Vauxhall’s pension scheme is among the largest within the UK, with 15,000 members.
Pensions skilled John Ralfe mentioned Peugeot proprietor PSA wouldn’t need to contact it “with a barge pole”, saying he thought it had a deficit of about £1bn.
Half of the members had been pensioners, Mr Ralfe instructed the BBC’s Right this moment programme.
Based on firm filings to the tip of 2014 – the most recent out there – the pension scheme had belongings of about £1.8bn however liabilities of about £2.6bn, leaving a deficit of £840m.
Since then file low rates of interest have hit the returns on authorities debt by which massive pension schemes make investments closely, so the deficit has in all probability grown, Mr Ralfe mentioned.
Final week it emerged that PSA Group, which additionally makes Citroen automobiles, was in talks about taking up GM’s loss-making European enterprise, Opel.
Mr Ralfe instructed Right this moment the scale of the deficit was a “main concern for the takeover”. “At greatest it is a stumbling block, at worst it might be a deal breaker,” he mentioned.
He mentioned he was clear that PSA wouldn’t need to tackle the pension scheme so they’d solely purchase the working belongings, together with the plant and the Vauxhall model, leaving the pensions with Normal Motors UK, he mentioned.
“The difficulty with that’s that that may then be an organization with no belongings, so what must occur… is that Normal Motors US must concern a assure for that UK firm,” he added.
PSA, which already works with GM in Europe on a number of tasks, mentioned a takeover was amongst “quite a few strategic initiatives” being thought of.
Any deal would contain Opel’s UK arm, Vauxhall, which employs four,500 workers at crops at Ellesmere Port and Luton.
Unite union chief Len McCluskey is because of meet the chief govt of PSA Group, Carlos Tavares, this week to debate the deal and any influence it may need on jobs.

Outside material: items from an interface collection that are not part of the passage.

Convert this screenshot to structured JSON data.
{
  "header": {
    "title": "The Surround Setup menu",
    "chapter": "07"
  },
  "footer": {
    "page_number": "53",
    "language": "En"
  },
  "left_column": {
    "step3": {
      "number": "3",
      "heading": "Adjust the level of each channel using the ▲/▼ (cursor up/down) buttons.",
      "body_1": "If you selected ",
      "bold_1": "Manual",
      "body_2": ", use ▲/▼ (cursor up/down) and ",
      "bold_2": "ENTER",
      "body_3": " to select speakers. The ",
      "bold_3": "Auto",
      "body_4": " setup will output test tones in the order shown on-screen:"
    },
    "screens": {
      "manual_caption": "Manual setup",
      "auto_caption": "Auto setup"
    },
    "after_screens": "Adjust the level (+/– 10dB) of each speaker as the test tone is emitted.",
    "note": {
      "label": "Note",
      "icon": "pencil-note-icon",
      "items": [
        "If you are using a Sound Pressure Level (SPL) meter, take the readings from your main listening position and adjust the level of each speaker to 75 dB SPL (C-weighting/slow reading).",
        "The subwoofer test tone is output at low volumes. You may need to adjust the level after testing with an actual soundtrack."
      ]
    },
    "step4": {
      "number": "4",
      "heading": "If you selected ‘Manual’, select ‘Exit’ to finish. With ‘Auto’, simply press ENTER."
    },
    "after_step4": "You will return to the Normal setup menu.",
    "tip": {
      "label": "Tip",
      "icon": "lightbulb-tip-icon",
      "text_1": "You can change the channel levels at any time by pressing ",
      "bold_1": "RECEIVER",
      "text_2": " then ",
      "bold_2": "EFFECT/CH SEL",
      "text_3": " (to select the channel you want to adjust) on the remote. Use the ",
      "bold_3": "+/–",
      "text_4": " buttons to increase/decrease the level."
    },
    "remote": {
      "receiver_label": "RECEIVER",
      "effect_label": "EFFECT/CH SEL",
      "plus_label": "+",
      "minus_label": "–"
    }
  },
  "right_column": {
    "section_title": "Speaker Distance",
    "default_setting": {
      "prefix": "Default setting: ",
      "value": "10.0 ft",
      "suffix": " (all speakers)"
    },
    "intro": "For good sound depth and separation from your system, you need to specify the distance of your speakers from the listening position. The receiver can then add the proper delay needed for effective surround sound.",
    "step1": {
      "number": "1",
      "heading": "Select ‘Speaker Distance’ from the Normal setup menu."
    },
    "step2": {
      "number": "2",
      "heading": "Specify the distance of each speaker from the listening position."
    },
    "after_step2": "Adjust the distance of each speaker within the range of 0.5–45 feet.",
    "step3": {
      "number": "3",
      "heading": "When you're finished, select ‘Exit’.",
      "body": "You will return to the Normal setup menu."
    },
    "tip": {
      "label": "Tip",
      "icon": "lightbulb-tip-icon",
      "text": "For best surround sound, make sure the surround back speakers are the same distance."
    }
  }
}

Mr Ralfe mentioned he didn’t assume the Vauxhall pensioners wanted to be fearful about their place, however mentioned that whereas politicians had been “working round everywhere asking about jobs, they need to even be working round asking about pensions”.